    secretName: webhook-issuer-tls
EOF

Issuing certificates and writing them to a secret

Finally, we can create cert-manager “Certificate” resources which use the Issuer to generate the desired certificates:

cat <<EOF | kubectl apply -f -
apiVersion: cert-manager.io/v1alpha3
kind: Certificate
metadata:
  name: linkerd-proxy-injector
  namespace: linkerd
spec:
  secretName: linkerd-proxy-injector-k8s-tls
  duration: 24h
  renewBefore: 1h
  issuerRef:
    name: webhook-issuer
    kind: Issuer
  commonName: linkerd-proxy-injector.linkerd.svc
  isCA: false
  keyAlgorithm: ecdsa
  usages:
  - server auth
---
apiVersion: cert-manager.io/v1alpha3
kind: Certificate
metadata:
  name: linkerd-sp-validator
  namespace: linkerd
spec:
  secretName: linkerd-sp-validator-k8s-tls
  duration: 24h
  renewBefore: 1h
  issuerRef:
    name: webhook-issuer
    kind: Issuer
  commonName: linkerd-sp-validator.linkerd.svc
  isCA: false
  keyAlgorithm: ecdsa
  usages:
  - server auth
---
apiVersion: cert-manager.io/v1alpha3
kind: Certificate
metadata:
  name: linkerd-tap
  namespace: linkerd
spec:
  secretName: linkerd-tap-k8s-tls
  duration: 24h
  renewBefore: 1h
  issuerRef:
    name: webhook-issuer
    kind: Issuer
  commonName: linkerd-tap.linkerd.svc
  isCA: false
  keyAlgorithm: ecdsa
  usages:
  - server auth
EOF
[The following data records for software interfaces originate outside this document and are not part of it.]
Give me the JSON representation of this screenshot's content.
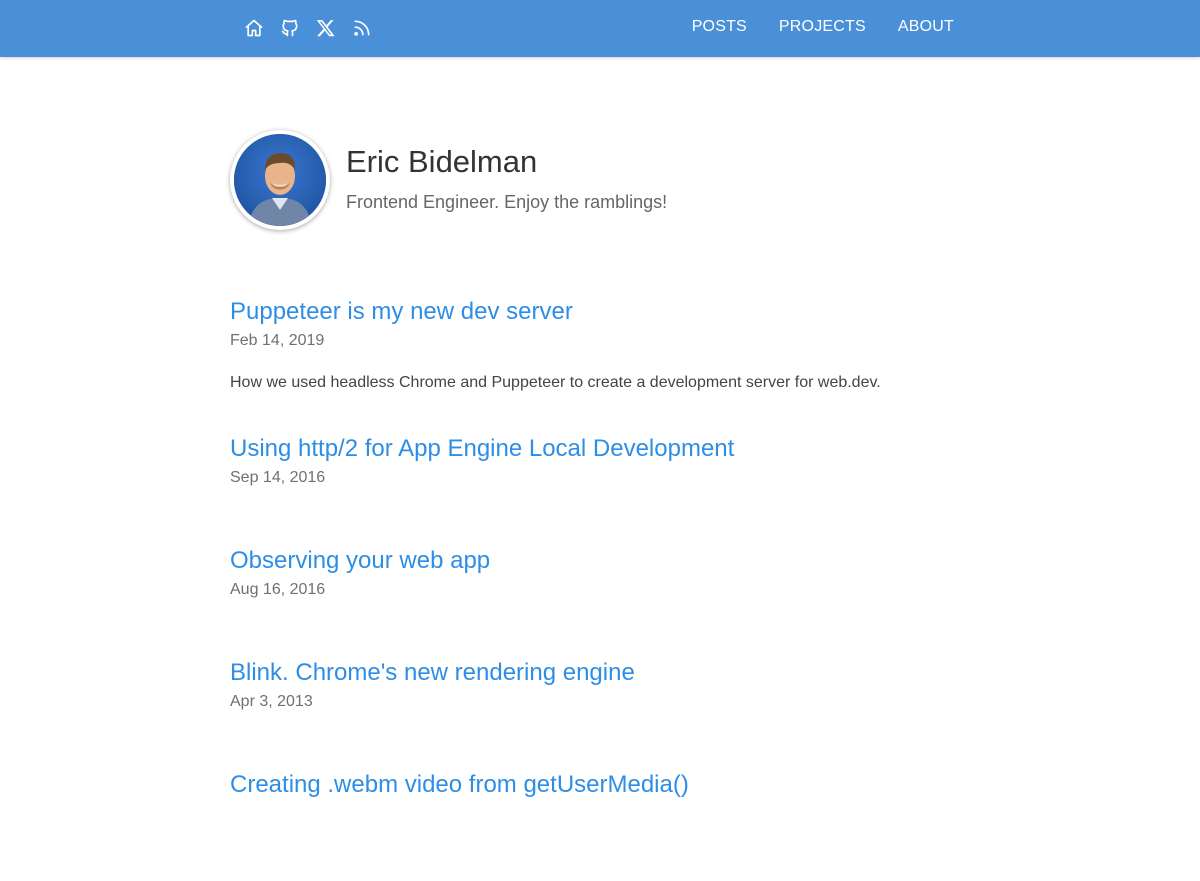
{
  "header": {
    "icons": [
      {
        "name": "home-icon"
      },
      {
        "name": "github-icon"
      },
      {
        "name": "x-twitter-icon"
      },
      {
        "name": "rss-icon"
      }
    ],
    "nav": [
      {
        "label": "POSTS"
      },
      {
        "label": "PROJECTS"
      },
      {
        "label": "ABOUT"
      }
    ],
    "background_color": "#4a90d9"
  },
  "profile": {
    "name": "Eric Bidelman",
    "tagline": "Frontend Engineer. Enjoy the ramblings!"
  },
  "posts": [
    {
      "title": "Puppeteer is my new dev server",
      "date": "Feb 14, 2019",
      "summary": "How we used headless Chrome and Puppeteer to create a development server for web.dev."
    },
    {
      "title": "Using http/2 for App Engine Local Development",
      "date": "Sep 14, 2016"
    },
    {
      "title": "Observing your web app",
      "date": "Aug 16, 2016"
    },
    {
      "title": "Blink. Chrome's new rendering engine",
      "date": "Apr 3, 2013"
    },
    {
      "title": "Creating .webm video from getUserMedia()",
      "date": ""
    }
  ],
  "colors": {
    "link": "#2e8ee6",
    "text": "#333333",
    "muted": "#707070"
  }
}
At this point, cert-manager can now use these Certificate resources to obtain TLS credentials, which are stored in the linkerd-proxy-injector-k8s-tls, linkerd-sp-validator-k8s-tls, and linkerd-tap-k8s-tls secrets respectively.

Now we just need to inform Linkerd to consume these credentials.

Using these credentials with CLI installation

To configure Linkerd to use the credentials from cert-manager rather than generating its own, we generate a supplemental config file:

CA=$(awk '{ print "    " $0 }' ca.crt); cat > config.yml <<EOF
proxyInjector:
  externalSecret: true
  caBundle: |
$CA
profileValidator:
  externalSecret: true
  caBundle: |
$CA
tap:
  externalSecret: true
  caBundle: |
$CA
EOF

Now we can install Linkerd using this config file:

linkerd install --config=config.yml | kubectl apply -f -

Installing with Helm

For Helm installation, we can configure the Helm values directly:

helm install linkerd2 \
  --set installNamespace=false \
  --set proxyInjector.externalSecret=true \
  --set-file proxyInjector.caBundle=ca.crt \
  --set profileValidator.externalSecret=true \
  --set-file profileValidator.caBundle=ca.crt \
  --set tap.externalSecret=true \
  --set-file tap.caBundle=ca.crt \
  linkerd/linkerd2 \
  -n linkerd